Despite the turmoil of recent months, I am hopeful that 2020 will lead to lasting change —especially when it comes to our health care options and outcomes for communities of color. The COVID-19 pandemic has laid bare the lingering and unjust disparities between racial and ethnic groups. Now, the calls to close that gap have grown louder.
As a Black cardiologist in the Mississippi Delta, I have long been aware of these troubling trends. That is why I have worked tirelessly to save lives — and, literally, limbs — from the devastating impacts of peripheral artery disease (PAD), a circulatory condition that affects nearly 20 million Americans including a disproportionate number of minorities.
If left untreated, PAD can lead to dangerous complications such as lower-limb amputation.
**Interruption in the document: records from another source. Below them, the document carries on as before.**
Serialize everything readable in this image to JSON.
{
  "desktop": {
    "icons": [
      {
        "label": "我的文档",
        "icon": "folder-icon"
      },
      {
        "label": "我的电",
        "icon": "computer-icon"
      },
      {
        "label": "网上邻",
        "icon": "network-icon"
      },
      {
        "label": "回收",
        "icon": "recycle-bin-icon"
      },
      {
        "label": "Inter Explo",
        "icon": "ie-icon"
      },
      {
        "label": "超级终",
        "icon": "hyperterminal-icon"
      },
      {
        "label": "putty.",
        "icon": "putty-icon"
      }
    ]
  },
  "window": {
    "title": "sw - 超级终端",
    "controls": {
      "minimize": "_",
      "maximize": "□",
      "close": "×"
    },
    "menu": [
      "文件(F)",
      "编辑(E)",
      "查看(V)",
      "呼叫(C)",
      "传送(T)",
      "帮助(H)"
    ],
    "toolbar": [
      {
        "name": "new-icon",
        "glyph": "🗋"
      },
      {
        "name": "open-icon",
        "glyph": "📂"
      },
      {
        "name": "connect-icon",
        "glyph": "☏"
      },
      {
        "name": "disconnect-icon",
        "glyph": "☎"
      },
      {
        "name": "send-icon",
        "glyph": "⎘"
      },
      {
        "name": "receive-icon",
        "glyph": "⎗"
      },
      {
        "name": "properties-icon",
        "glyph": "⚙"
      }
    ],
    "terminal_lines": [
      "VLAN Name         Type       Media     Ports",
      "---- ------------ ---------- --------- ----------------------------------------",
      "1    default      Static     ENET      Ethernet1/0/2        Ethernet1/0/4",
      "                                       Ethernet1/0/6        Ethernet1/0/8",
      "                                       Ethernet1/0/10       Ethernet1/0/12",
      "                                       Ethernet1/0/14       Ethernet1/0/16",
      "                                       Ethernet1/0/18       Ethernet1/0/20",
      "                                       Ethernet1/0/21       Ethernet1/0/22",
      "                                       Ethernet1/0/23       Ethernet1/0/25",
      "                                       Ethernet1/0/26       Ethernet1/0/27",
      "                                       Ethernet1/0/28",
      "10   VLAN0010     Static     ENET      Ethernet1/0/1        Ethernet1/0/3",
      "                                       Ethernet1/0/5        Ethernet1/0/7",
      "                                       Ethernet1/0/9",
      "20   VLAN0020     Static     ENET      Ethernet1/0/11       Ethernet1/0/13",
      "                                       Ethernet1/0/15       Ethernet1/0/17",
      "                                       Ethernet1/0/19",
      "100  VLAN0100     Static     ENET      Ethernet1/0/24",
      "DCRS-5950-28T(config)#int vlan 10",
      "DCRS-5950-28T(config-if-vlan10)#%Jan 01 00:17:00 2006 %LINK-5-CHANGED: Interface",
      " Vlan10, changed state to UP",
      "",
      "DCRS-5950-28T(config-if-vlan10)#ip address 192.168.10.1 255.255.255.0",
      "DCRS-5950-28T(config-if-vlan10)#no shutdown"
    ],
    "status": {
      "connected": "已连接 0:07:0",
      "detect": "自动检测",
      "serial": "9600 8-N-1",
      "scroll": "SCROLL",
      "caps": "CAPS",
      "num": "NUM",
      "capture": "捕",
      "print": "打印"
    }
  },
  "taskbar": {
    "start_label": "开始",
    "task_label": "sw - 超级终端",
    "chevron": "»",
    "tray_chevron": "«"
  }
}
Unfortunately, this is too often the case for people of color. Research shows that African Americans, Hispanics and Native Americans are two to four times more likely than white Americans to develop PAD and require an amputation as the disease progresses. Despite a tendency for racial minorities to exhibit higher risk factors for PAD including a history of smoking, hypertension and diabetes, too many physicians fail to screen for the disease until it is too late. For some, their condition is only diagnosed once their limb function is so deteriorated, that amputation is the only option.